++++ AVAILABLE DATA
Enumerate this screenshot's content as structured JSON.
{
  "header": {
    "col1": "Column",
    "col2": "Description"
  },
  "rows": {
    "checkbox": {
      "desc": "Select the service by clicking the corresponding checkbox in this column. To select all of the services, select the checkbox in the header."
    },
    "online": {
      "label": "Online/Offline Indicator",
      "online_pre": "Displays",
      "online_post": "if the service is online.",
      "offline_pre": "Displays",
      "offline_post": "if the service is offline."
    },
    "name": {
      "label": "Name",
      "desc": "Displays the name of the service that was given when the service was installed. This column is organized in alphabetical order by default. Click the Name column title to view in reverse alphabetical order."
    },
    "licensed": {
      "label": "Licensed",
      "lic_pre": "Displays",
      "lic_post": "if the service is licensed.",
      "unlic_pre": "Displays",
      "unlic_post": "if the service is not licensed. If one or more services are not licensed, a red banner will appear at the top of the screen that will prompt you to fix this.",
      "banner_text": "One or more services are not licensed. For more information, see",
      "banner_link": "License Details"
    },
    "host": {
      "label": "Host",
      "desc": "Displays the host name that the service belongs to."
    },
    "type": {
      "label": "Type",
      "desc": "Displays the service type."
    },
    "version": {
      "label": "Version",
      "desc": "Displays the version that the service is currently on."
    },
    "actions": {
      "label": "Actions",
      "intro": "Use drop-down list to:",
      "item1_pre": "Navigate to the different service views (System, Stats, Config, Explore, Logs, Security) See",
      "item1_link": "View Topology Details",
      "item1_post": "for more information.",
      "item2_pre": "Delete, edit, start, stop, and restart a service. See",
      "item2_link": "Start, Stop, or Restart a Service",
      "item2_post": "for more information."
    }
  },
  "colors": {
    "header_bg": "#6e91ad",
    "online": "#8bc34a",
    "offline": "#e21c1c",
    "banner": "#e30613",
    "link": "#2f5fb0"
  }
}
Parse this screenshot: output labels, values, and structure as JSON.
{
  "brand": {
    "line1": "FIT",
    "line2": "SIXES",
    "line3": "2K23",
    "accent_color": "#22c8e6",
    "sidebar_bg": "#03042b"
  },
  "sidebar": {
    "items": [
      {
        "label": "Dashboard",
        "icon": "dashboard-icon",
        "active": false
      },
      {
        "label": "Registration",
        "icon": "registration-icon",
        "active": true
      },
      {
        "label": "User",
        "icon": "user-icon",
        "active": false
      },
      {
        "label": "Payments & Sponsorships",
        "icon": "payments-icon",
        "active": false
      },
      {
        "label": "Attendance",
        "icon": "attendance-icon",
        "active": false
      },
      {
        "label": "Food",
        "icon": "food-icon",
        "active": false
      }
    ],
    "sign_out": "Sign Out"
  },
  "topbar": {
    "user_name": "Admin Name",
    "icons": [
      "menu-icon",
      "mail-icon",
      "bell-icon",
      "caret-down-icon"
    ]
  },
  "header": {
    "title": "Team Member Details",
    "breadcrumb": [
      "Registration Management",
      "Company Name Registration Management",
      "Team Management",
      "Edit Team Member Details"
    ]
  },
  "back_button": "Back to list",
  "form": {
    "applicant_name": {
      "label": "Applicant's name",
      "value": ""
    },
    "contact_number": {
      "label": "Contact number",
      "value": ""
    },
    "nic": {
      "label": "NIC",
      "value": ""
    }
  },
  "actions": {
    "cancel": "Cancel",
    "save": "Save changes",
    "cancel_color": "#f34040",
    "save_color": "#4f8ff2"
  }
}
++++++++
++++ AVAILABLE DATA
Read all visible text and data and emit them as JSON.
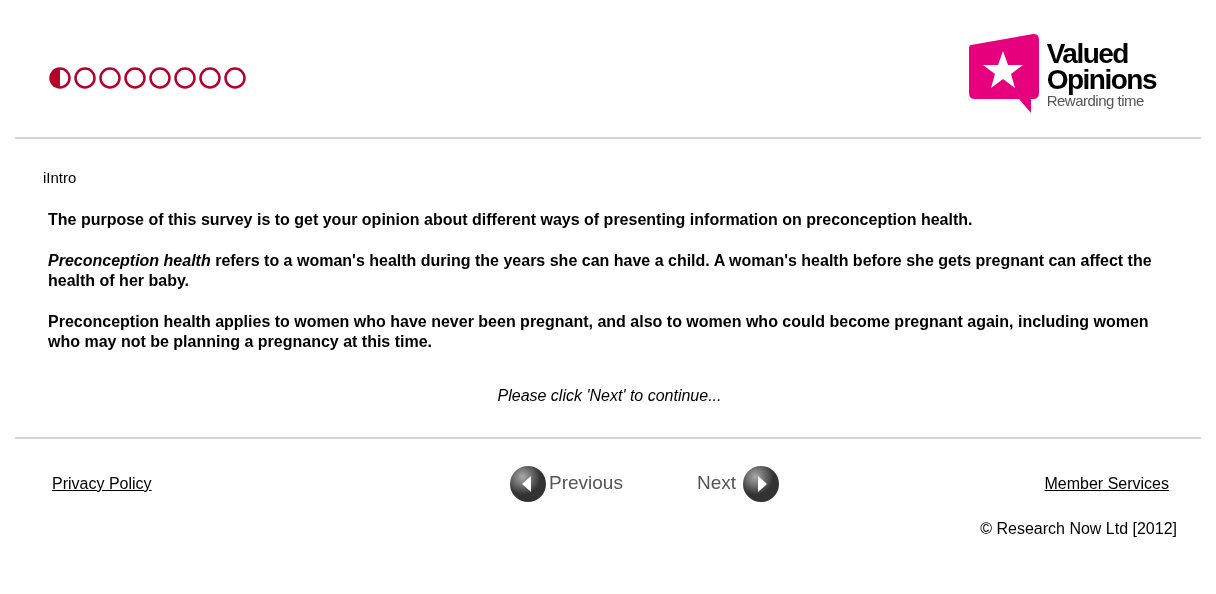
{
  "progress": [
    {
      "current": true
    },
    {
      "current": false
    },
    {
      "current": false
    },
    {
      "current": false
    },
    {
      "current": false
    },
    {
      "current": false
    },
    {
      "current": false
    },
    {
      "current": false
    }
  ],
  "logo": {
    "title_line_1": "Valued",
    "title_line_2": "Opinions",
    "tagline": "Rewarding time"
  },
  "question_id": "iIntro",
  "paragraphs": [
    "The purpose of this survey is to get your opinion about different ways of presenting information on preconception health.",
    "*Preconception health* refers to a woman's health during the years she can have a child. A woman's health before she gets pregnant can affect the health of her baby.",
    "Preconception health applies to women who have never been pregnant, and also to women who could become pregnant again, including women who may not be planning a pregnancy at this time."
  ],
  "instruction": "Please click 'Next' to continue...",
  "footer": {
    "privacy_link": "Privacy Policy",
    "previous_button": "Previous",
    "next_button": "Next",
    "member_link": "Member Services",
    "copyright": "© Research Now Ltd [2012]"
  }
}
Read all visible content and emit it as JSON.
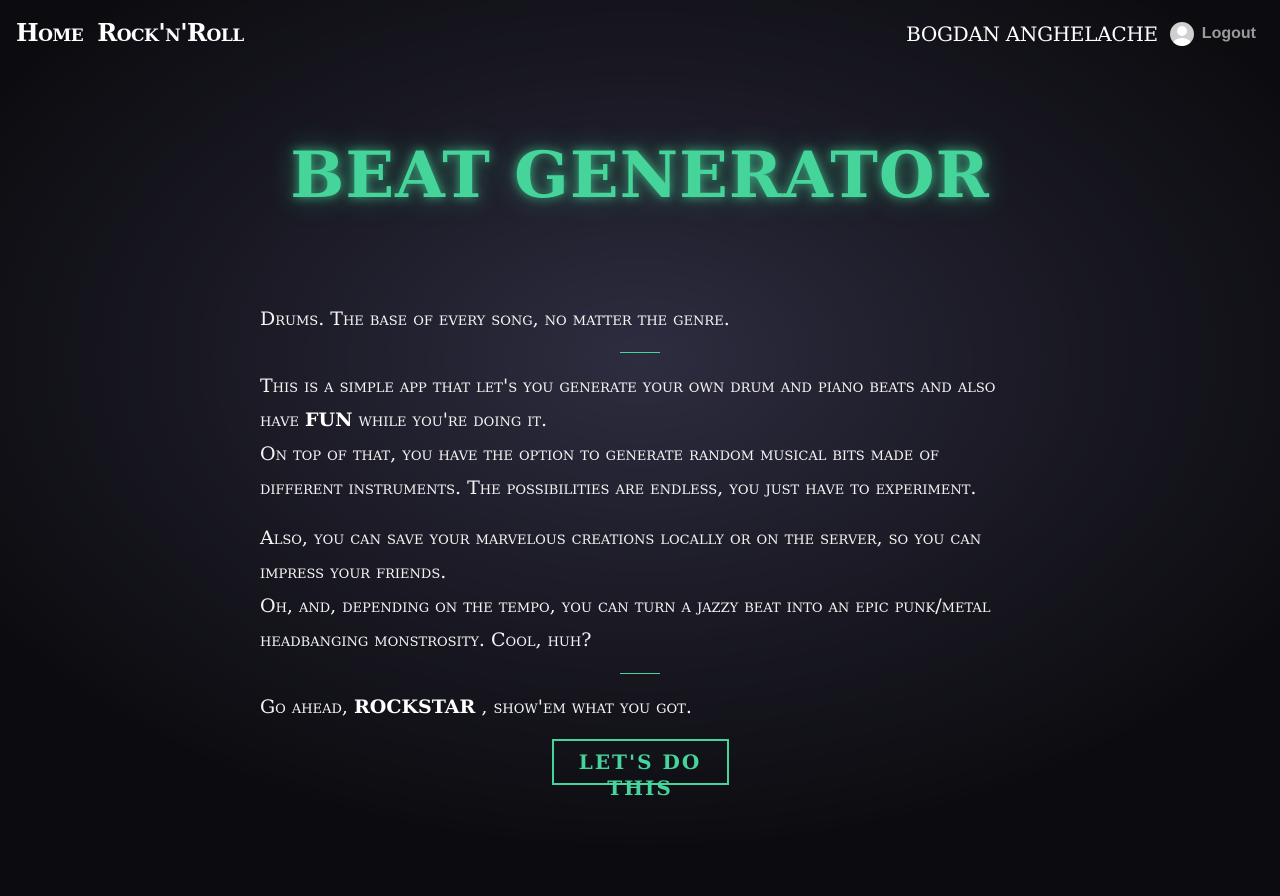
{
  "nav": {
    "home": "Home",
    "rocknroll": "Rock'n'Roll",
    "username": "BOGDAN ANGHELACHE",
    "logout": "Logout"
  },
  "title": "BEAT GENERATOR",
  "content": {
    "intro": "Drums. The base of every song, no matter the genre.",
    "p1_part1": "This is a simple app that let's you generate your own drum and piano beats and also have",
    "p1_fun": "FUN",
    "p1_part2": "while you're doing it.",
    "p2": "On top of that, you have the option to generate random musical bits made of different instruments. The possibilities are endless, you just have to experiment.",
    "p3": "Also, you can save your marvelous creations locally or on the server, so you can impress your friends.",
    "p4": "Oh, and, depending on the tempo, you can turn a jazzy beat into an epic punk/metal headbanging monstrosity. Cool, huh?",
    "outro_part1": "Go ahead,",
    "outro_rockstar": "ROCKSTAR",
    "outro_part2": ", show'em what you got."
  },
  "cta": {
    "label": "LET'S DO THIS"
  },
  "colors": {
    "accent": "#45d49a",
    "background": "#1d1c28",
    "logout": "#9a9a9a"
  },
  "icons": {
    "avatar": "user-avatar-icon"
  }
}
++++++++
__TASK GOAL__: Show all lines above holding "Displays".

__ANSWER FOR THE TASK__:
      "online_pre": "Displays",
      "offline_pre": "Displays",
      "desc": "Displays the name of the service that was given when the service was installed. This column is organized in alphabetical order by default. Click the Name column title to view in reverse alphabetical order."
      "lic_pre": "Displays",
      "unlic_pre": "Displays",
      "desc": "Displays the host name that the service belongs to."
      "desc": "Displays the service type."
      "desc": "Displays the version that the service is currently on."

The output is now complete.